Off-screen windows with Inkscape on MacOS and XQuartz

My go-to editor for vector images is Inkscape. So much so that I use it in the creation of my cartoons and comic strips, and have been writing a monthly column about it in Full Circle Magazine for over six years now!

Just recently I’ve switched jobs and have to use a Mac as my day-to-day work machine, rather than the Linux box I’m used to. Whilst Inkscape is available for the Mac, there is no maintainer to release native builds. For most releases, therefore, the Mac offering is a straight port of the Linux version, and uses XQuartz as its X Server. Unfortunately XQuartz has more than a few “issues” – not least of which is a significant problem with multi-screen setups. At my new job they suffer from the delusion that more screens are better, so I have to work with a 3-screen arrangement that would make an air traffic controller proud.

The biggest problem with XQuartz on a multi-screen setup is that it has an annoying tendency to place new windows off-screen. This manifests itself in Inkscape as dialogs disappearing into the ether before you ever get a chance to see them. Open the Document Properties dialog and there’s a good chance it will be placed at some obnoxious coordinates that render it invisible to the user. The same with the Fill & Stroke dialog, the Inkscape Preferences, the Align & Distribute dialog, and all the others. If you get lucky some might appear where you can use them, but enough will go missing that it makes working with the program virtually impossible for anything but the simplest of uses.

This issue is well known to MacOS users of Inkscape, and has been reported on Launchpad at least twice, has its own entry in the Inkscape FAQ, and also crops up on the main Inkscape forum. There are various workarounds mentioned on those sites, but they’re all a little clunky, to say the least.

So I’ve crafted my own clunky (but hopefully slightly less clunky than the others) solution to the problem: a shell script to find all the Inkscape windows and move them to the top-left of the XQuartz screen. But that seemed like overkill when it’s usually just the last dialog you tried to open that you need to move. And what about other applications? Surely Inkscape can’t be the only program that XQuartz has problems with. So I expanded the script to cover all those cases.

1) You’ll need to install the ‘wmctrl’ program, which does the hard work of repositioning the windows. I installed it using Homebrew. (brew install wmctrl)

2) Download the script using this link

3) Please take a look at the script (it’s not that long) to confirm that it’s not sending all your bitcoins to me, or anything equally dodgy. Then you’ll need to make it executable by running:

chmod +x

4) To use it, open a terminal within XQuartz and run it with either no options, or a single option, as follows (this is the result of running with the -h option):

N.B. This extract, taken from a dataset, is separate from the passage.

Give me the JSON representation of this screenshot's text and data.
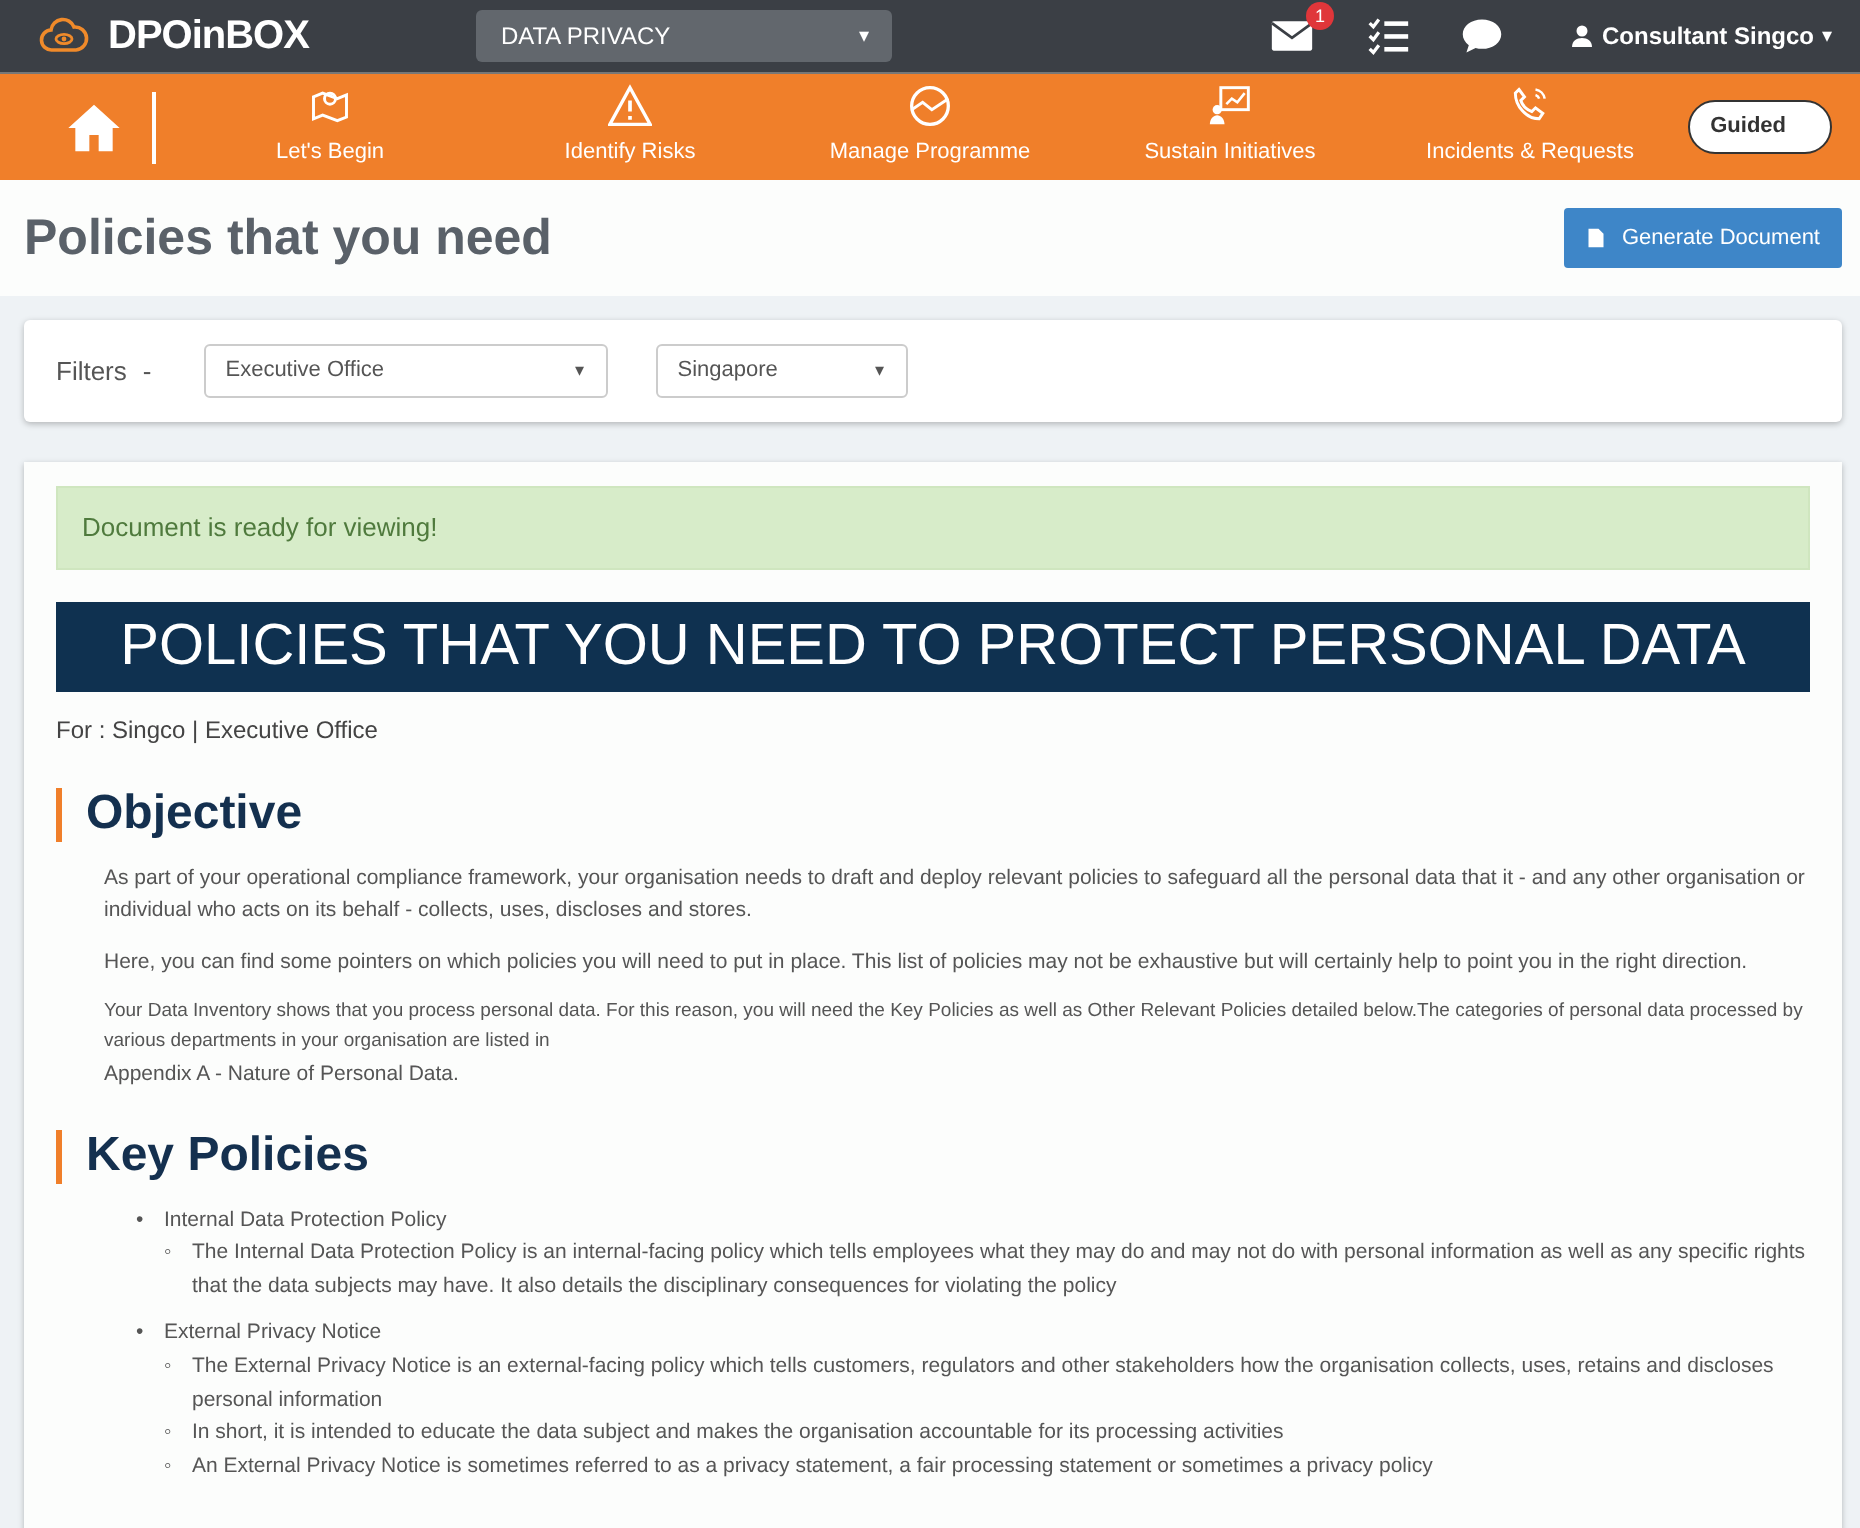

Usage: [option]
With no options : move the last opened window to the top left of the screen
-1, -p, --previous : move the previously opened window to the top left of the screen
-i, --inkscape : move all the Inkscape windows to the top left of the screen
-a, --all : move all the windows from all applications to the top left of the screen
-h, --help : show this help text
With any other option, try to find windows that match the string provided as part of their WM_CLASS property, and move them to the top left.

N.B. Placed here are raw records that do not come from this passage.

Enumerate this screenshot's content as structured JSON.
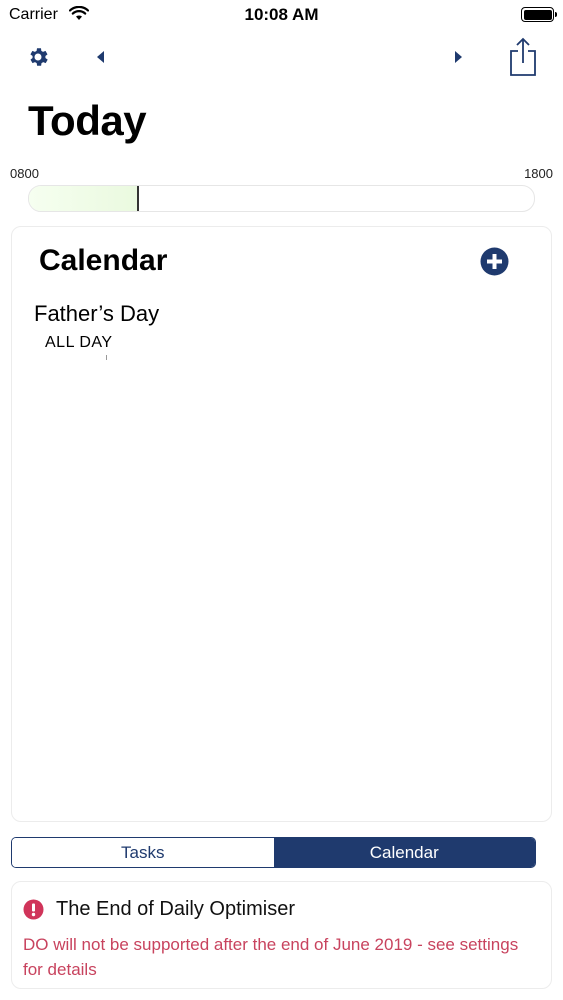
{
  "status_bar": {
    "carrier": "Carrier",
    "time": "10:08 AM"
  },
  "nav": {
    "settings_icon": "gear-icon",
    "prev_icon": "chevron-left-icon",
    "next_icon": "chevron-right-icon",
    "share_icon": "share-icon"
  },
  "header": {
    "title": "Today"
  },
  "timeline": {
    "start_label": "0800",
    "end_label": "1800",
    "progress_fraction": 0.215
  },
  "calendar": {
    "title": "Calendar",
    "add_icon": "plus-circle-icon",
    "events": [
      {
        "title": "Father’s Day",
        "time": "ALL DAY"
      }
    ]
  },
  "segmented_control": {
    "options": [
      "Tasks",
      "Calendar"
    ],
    "selected": "Calendar"
  },
  "notice": {
    "icon": "alert-circle-icon",
    "title": "The End of Daily Optimiser",
    "body": "DO will not be supported after the end of June 2019 - see settings for details"
  },
  "colors": {
    "accent": "#1f3a6e",
    "notice_text": "#c8435e",
    "alert_icon": "#d0345a"
  }
}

Note: the -1 option lets you open a terminal to run this script *after* your window has gone missing

E.g. xterm will move all your Xterm windows to the top left, -i will move only the Inkscape windows, and will just move the last window you opened. As the note in the help text suggests, if you try to open a dialog in Inkscape (or some other program) and it doesn’t appear due to rendering off-screen, you can then open a terminal and run -1 (or -p or –previous) to move the window to the top left.

Please note that this script probably isn’t very robust, and any efforts to move the “last” or “previous” windows are purely based on the assumption that wmctrl -l lists windows in the order they were opened. It has worked well enough for my purposes, but that doesn’t mean it will work for you.

For bonus points you can add the script to the ‘Applications’ menu in XQuartz, so it’s always readily available when you lose a dialog. In that case it’s best to call it with no options, so you can select it as soon as a dialog goes AWOL.